But if the perpetrator comes within a certain distance of the victim's home, the receiver sounds an audible alarm and automatically calls the monitoring center. Personnel there immediately contact local police dispatchers.

Simultaneously, a microphone in the victim's receiver turns on and picks up sounds within the victim's home. The sounds are transmitted through the receiver to the monitoring center, where they are recorded.

Victims are instructed to get as close to the receiver as possible when an alarm goes off. Sometimes victims are given a pager-like device that can activate the receiver from a distance of up to 1,000 feet.

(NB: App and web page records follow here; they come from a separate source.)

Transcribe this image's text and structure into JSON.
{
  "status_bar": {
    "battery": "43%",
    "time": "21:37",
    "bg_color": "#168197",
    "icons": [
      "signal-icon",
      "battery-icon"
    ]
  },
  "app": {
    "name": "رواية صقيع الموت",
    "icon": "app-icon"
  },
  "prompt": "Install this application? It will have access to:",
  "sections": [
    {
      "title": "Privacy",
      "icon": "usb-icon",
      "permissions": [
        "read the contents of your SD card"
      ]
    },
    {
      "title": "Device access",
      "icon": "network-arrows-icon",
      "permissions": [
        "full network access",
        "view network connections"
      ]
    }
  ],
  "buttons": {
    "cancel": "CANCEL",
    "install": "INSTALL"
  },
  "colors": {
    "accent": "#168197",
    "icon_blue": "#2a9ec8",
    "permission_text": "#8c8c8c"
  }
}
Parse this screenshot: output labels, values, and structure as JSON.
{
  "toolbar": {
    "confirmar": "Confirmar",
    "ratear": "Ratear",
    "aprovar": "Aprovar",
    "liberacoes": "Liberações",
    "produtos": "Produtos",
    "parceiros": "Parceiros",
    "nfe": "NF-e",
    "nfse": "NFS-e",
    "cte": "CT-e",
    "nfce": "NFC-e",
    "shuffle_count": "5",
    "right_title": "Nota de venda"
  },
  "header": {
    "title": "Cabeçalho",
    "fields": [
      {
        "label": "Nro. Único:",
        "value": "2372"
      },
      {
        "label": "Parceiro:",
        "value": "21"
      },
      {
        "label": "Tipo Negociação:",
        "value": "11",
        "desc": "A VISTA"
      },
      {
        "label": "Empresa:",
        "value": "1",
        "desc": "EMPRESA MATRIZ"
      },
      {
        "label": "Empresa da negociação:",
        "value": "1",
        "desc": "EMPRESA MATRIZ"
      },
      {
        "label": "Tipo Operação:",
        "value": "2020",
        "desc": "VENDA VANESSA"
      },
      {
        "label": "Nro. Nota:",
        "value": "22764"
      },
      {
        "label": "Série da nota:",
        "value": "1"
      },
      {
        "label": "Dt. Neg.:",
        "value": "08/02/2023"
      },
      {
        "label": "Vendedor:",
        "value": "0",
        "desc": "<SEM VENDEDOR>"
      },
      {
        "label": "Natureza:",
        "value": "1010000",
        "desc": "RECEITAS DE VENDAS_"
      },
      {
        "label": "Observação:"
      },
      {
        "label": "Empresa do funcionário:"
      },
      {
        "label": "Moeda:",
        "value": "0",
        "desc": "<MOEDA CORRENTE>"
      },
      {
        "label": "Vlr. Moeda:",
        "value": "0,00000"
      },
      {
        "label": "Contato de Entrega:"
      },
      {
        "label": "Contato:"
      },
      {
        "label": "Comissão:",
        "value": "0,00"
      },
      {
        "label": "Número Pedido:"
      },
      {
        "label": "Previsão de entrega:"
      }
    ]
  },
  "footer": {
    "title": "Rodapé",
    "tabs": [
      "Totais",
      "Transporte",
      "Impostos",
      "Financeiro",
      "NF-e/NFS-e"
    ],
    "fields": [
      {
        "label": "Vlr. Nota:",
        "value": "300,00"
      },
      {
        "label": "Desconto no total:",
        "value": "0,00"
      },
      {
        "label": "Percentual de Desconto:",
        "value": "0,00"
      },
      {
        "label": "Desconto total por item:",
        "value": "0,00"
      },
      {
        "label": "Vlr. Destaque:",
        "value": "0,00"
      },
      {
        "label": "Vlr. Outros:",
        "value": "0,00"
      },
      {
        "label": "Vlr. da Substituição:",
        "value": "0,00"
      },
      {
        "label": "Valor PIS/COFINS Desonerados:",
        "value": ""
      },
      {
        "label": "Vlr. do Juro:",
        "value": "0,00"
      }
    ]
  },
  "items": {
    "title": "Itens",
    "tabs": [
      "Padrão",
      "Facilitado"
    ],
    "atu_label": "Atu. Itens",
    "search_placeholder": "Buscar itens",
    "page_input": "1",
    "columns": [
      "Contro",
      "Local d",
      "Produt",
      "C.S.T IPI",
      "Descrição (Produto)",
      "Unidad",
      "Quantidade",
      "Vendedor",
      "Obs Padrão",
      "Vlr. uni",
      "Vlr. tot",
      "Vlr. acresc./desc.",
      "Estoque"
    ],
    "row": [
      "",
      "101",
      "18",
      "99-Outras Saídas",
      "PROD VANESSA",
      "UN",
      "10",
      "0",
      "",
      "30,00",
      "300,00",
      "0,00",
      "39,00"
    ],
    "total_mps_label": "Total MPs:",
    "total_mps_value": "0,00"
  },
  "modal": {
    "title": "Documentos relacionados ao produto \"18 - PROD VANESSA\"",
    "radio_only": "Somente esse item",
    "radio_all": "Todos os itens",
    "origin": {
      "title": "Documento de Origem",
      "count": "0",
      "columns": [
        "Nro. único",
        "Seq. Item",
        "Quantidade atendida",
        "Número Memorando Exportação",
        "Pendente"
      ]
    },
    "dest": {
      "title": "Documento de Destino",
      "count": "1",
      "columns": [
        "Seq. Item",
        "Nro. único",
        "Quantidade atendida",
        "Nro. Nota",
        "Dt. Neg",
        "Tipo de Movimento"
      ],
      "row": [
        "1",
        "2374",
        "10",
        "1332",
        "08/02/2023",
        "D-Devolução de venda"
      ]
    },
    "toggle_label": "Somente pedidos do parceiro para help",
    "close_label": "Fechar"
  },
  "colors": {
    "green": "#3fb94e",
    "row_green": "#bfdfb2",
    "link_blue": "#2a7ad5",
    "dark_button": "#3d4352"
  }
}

The monitoring centers can be operated by the local law enforcement agency, a private business or by the company supplying the electronic bracelets.

Electronic monitoring isn't infallible. The batteries in transmitters can fail, and receivers sometimes pick up interference from other transmitting devices, such as police scanners, that emit radio frequencies. Newer systems have battery check features as well as tampering and density sensors - which indicate if a bracelet has been removed from a leg.

But the bottom line is that while an electronic monitor will indicate a person's presence or absence in a certain location, it won't stop a crime.

A gang that attacked and killed a Chicago fireman in 1991 included a convict wearing an ankle bracelet. Last year, a Connecticut man wearing an ankle bracelet shot two people in the head as he robbed a jewelry store; he committed the crime during work hours, when he was normally away from the tracking system.

Despite a dozen or so such incidents since electronic bracelets debuted in 1983, many government and law enforcement agencies see electronic monitoring as a workable way to conserve jail space and tax funds.

In Utah, Youth Corrections has used the devices. So has Electronic Surveillance Programs, a private company that since 1987 has provided house arrest services ordered by Utah courts and Adult Probation and Parole.

It added domestic violence monitoring in May 1995 when a Utah law took effect requiring surveillance of individuals who violate protective orders.

So far the company has worked with about 50 individuals covered by a protective order.

On any given day, 80 to 100 people serving sentences that vary from one day to three years, are enrolled in monitoring programs administered by Electronic Surveillance Programs, said Steve Alley, general manager.

While the length of the sentence is not a critical factor, ability to pay is. Electronic Surveillance Programs charges the cost of monitoring equipment to offenders, who pay a one-time $30 administrative fee and $9.50 per day, said Dave Johnson, program manager.

People who balk at the cost are given the alternative of spending time in jail, Johnson said.


Additional Information

Electronic Home arrest

Radio transmitter attached to detainee's ankle emits encoded signal to receiver/modem in detainee's home

If detainee travels more than 150-200 feet from the receiver, authorities are notified. It also notifies the authorities of any tampering with the system.

Transmitter range: 150-200 ft.

Monitoring center receives periodic reports from the receiver. It compares them with detainee's curfew.